The advantages of holding companies
Holding companies can be used to reduce tax as well as provide important non-tax related benefits. While each situation may be different, as your company’s annual revenues and income increase, a holding company is likely something you should consider.
The potential benefits, including tax deferral and savings, income splitting opportunities and asset protection, will usually far outweigh the costs of incorporating.
What is a holding company and where does it fit?
A holding company is a corporation that owns shares in another company. It’s typically positioned between the operating company and the individual shareholder, and it owns the operating company’s voting stock and assets, and controls its management and policies.
It doesn’t usually produce goods or services itself.
Defer and save tax
Holding companies can help your shareholders defer and save tax on earnings because dividends from Canadian corporations are allowed to flow tax-free between companies.
Earnings from an operating company can be distributed to individual shareholders as dividends. But if paid to individuals outside of a tax-savings vehicle such as an RRSP, personal income tax is owed on the dividends in the year they’re distributed.
If dividends are paid to a holding company instead, they can be held in the holding company tax-free. This accomplishes three things:
- it allows your shareholders to defer paying income tax until the earnings are withdrawn at a later date
- it lets your shareholders determine when they will withdraw the funds and potentially save tax (perhaps after retirement when in a lower tax bracket)
- it allows the full amount of the dividends to be available to the holding company for reinvestment in other assets
Qualify for capital gains tax exemption
When you sell shares in your company, if they are deemed to be Qualified Small Business Corporation shares and they meet certain tests, they may be eligible for an $800,000 lifetime capital gains tax exemption.
One of the tests is: A company must be a Canadian-controlled private corporation and at least 90% of its assets must be used in an active business in Canada.
Operating company profits that are not re-invested in the business can easily accumulate and become more than 10% of total assets. Separating excess operating company income (and other assets) to a holding company can therefore help the operating entity meet the above test.

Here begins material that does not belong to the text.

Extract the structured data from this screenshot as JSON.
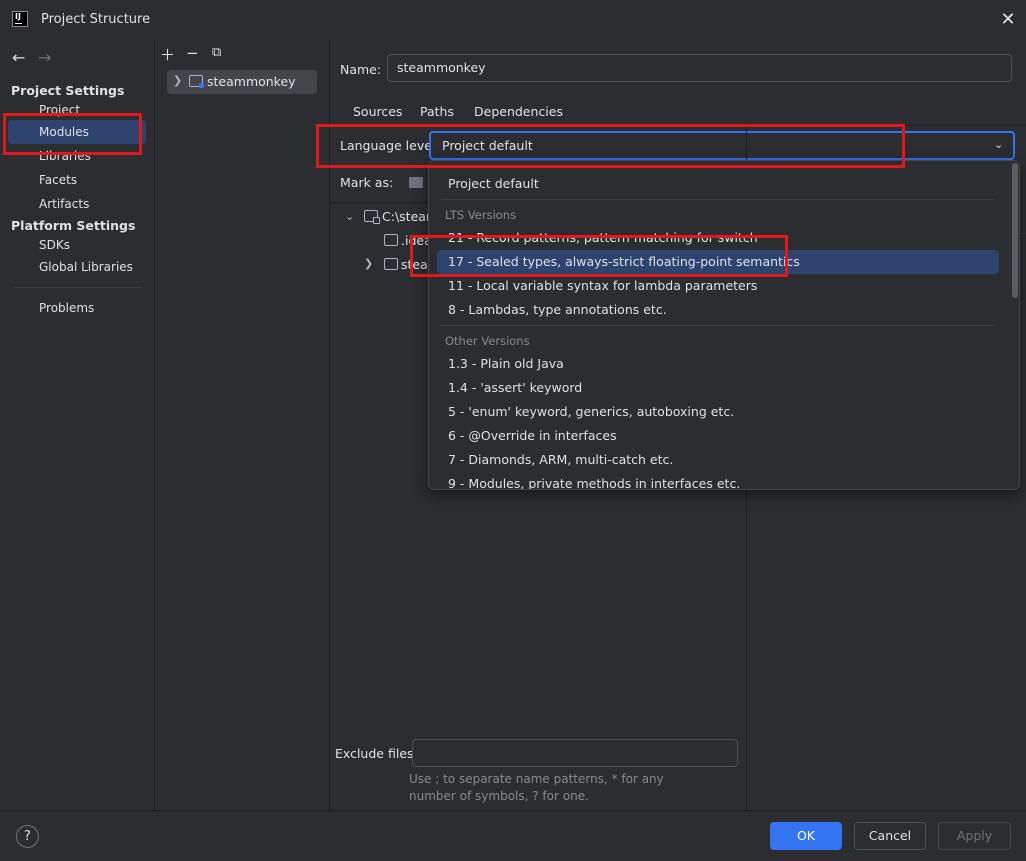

It’s important to note that other tests also apply, and seeking professional advice when determining if shares qualify for the exemption is essential.
Split your income to minimize tax
Tax can also be saved by splitting income, and a holding company can enable this – something especially beneficial for a family-owned business. By paying dividends to the holding company, the shareholders can ultimately determine who receives the income.
Family members can subscribe for shares in the holding company, and tax can be minimized by splitting the income amongst individuals in different tax brackets.
Protect your assets from creditors
A final advantage a holding company provides is asset protection. If an operating company goes bankrupt or faces liability issues, creditors and litigators can go after its assets. For a small to medium size business, one claim can put a lifetime of accumulated profits at risk.
If excess earnings, investments and other assets have been separated to a holding company they are beyond the reach of creditors and liability claims originating from the operating entity.
Because of their high value, especially in a market like the Lower Mainland, separating real estate assets to a holding company can provide an additional benefit. While it protects the equity you’ve invested in real estate from creditors and the courts, it also provides some advantages when it comes time to sell your business.
Separating real estate assets reduces the value of the operating company, which can ultimately make your shares more affordable for buyers. As a business owner, you want to sell your shares rather than your business assets, so you can take advantage of tax savings such as the capital gains tax exemption on Qualified Small Business Corporation shares mentioned earlier.
Get help from a business advisor
When it comes to saving tax and protecting your assets, a business advisor can help determine if a holding company is right for your business. As a business owner, you want to take advantage of every option available, and a holding company can help you accomplish this.